**Task statement**.
Every line below that holds "thousand" must be copied.

**Stored data**.
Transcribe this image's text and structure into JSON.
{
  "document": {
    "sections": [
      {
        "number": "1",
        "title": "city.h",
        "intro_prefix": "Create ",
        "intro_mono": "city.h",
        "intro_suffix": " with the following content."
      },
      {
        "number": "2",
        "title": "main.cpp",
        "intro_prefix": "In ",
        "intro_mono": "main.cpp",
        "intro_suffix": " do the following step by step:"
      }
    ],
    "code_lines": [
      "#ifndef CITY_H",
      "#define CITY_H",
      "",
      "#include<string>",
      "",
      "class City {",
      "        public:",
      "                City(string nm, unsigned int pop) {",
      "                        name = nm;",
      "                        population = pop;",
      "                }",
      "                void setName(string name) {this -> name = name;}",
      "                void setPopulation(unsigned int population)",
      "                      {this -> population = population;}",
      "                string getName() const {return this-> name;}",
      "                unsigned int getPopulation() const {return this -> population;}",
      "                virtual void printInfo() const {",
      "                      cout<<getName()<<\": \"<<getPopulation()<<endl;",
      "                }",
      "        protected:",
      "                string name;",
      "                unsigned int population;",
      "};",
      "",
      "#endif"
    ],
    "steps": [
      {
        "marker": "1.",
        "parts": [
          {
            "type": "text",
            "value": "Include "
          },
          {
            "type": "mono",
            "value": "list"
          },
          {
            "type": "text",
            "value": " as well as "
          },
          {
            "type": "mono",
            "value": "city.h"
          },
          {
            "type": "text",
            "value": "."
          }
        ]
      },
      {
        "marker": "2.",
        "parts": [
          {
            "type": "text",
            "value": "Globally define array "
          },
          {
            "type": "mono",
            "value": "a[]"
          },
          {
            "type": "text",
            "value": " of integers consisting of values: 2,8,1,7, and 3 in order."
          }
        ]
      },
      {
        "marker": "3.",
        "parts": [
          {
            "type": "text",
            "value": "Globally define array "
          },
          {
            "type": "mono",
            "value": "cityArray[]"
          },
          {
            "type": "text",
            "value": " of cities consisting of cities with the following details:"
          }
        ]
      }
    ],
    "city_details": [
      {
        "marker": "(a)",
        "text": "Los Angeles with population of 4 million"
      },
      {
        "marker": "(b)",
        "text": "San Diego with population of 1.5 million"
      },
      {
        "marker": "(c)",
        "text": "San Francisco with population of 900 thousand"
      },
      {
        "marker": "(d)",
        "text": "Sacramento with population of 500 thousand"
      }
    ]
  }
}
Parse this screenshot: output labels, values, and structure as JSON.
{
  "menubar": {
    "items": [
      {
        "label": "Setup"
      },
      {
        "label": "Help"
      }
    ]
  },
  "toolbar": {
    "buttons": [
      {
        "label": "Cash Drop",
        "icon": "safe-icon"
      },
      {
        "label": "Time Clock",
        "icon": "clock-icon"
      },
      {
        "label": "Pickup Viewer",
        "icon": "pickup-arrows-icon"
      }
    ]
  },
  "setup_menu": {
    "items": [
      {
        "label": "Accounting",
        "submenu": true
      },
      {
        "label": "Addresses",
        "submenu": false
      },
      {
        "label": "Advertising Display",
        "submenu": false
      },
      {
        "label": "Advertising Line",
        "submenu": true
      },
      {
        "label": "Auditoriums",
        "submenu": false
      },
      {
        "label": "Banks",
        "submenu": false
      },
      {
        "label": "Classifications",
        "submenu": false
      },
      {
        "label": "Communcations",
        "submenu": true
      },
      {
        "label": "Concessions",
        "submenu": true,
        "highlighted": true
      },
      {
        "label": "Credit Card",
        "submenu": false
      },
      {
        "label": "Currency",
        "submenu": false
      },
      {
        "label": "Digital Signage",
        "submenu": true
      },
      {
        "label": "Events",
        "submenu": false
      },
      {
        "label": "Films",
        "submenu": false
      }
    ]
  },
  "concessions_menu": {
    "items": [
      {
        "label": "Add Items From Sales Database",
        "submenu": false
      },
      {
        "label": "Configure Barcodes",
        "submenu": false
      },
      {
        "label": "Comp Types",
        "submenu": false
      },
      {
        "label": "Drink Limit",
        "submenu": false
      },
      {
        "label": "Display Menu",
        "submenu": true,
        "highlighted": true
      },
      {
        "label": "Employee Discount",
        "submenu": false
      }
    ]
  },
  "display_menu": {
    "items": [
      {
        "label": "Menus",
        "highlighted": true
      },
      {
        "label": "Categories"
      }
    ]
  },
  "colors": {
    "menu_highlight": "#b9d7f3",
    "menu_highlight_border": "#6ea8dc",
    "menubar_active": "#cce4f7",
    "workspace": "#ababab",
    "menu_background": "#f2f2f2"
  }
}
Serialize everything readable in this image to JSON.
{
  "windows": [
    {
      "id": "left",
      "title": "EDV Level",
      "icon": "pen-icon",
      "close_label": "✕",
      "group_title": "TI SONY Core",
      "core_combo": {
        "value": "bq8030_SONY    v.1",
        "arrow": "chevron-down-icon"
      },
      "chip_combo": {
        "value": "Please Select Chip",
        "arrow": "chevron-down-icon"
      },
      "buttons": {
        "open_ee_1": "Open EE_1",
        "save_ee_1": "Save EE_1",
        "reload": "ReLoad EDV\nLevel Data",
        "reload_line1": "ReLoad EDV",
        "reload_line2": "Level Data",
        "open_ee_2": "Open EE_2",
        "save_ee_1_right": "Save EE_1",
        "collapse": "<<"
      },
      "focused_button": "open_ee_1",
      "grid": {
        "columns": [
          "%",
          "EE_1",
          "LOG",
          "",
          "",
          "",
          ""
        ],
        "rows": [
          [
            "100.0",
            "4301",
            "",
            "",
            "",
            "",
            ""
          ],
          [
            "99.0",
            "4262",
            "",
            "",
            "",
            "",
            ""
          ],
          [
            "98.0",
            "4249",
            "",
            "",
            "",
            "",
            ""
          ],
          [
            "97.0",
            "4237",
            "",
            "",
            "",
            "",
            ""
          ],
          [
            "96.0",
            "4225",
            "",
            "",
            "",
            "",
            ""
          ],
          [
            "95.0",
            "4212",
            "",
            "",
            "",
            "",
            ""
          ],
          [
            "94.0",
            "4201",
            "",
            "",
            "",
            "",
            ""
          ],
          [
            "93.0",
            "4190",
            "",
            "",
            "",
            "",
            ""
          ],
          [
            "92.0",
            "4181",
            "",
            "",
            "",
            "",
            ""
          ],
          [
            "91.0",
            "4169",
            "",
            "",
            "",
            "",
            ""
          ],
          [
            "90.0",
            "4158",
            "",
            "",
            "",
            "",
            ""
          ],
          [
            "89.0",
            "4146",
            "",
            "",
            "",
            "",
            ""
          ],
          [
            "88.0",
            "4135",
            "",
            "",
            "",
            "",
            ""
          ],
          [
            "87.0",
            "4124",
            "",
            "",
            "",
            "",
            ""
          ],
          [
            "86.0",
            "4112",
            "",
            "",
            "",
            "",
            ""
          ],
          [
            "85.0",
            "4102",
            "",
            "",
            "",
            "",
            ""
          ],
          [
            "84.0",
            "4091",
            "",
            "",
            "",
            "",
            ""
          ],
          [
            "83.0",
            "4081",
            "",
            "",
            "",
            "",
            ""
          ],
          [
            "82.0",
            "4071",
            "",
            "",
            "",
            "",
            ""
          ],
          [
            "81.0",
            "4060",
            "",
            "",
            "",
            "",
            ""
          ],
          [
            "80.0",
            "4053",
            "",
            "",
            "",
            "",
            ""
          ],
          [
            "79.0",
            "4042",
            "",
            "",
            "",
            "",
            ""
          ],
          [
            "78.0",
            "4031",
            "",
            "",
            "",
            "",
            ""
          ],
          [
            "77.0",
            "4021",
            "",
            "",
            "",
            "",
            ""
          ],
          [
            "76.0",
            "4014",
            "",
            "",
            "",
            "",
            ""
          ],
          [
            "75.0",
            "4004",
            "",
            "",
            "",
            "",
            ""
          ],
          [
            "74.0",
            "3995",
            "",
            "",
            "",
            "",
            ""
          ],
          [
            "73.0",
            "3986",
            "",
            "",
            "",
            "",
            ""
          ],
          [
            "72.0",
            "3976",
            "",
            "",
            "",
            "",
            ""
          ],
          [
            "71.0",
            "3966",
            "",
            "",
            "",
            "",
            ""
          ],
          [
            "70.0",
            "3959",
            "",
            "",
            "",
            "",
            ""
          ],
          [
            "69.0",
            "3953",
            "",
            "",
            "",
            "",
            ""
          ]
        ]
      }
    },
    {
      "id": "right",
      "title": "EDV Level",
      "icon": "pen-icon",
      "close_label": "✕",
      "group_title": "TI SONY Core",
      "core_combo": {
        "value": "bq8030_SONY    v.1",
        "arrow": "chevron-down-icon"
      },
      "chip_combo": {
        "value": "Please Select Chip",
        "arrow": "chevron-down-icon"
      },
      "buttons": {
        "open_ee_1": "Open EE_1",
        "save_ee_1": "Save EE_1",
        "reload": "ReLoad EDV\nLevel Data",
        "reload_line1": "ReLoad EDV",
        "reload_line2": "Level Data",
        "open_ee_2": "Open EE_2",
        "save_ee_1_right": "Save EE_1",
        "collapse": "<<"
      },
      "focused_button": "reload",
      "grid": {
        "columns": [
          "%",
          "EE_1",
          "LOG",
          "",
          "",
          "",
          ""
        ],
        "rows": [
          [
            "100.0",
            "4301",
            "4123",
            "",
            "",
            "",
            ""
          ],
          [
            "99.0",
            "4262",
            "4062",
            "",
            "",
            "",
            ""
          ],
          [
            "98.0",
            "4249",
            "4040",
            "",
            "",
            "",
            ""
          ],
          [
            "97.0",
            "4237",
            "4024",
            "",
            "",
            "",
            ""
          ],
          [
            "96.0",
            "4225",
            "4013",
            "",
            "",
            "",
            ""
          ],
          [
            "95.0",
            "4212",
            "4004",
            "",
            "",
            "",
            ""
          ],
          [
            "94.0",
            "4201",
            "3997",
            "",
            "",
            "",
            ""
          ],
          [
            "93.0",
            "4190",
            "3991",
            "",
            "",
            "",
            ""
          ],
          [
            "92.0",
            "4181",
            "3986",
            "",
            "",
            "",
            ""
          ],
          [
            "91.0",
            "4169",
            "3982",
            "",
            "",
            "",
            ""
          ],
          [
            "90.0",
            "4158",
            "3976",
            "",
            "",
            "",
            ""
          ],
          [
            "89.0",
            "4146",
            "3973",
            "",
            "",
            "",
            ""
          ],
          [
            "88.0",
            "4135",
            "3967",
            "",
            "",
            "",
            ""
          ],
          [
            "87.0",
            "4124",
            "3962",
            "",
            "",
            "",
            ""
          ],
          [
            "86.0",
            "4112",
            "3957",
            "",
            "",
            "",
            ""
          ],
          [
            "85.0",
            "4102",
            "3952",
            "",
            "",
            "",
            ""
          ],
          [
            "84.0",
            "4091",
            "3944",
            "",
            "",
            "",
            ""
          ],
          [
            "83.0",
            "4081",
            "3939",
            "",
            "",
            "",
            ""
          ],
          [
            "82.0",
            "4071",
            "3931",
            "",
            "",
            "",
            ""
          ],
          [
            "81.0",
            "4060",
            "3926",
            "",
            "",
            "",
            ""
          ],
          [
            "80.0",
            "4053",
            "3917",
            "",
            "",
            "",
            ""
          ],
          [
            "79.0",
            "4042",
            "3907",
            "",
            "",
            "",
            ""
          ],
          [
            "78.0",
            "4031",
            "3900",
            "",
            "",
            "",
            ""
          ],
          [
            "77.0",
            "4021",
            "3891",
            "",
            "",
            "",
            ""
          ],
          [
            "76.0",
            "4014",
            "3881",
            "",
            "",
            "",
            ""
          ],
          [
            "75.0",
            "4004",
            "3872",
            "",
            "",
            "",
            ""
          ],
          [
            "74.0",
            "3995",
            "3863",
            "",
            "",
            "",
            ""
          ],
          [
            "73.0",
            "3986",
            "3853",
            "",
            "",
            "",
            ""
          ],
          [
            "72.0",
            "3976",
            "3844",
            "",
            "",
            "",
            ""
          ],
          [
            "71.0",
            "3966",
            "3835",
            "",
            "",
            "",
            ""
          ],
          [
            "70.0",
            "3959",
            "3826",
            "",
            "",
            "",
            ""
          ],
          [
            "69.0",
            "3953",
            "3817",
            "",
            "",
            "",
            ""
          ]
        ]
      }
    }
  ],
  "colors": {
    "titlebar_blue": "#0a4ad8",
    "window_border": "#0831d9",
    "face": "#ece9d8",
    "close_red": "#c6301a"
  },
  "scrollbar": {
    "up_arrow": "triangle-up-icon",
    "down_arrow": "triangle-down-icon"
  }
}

**Response area**.
        "text": "San Francisco with population of 900 thousand"
        "text": "Sacramento with population of 500 thousand"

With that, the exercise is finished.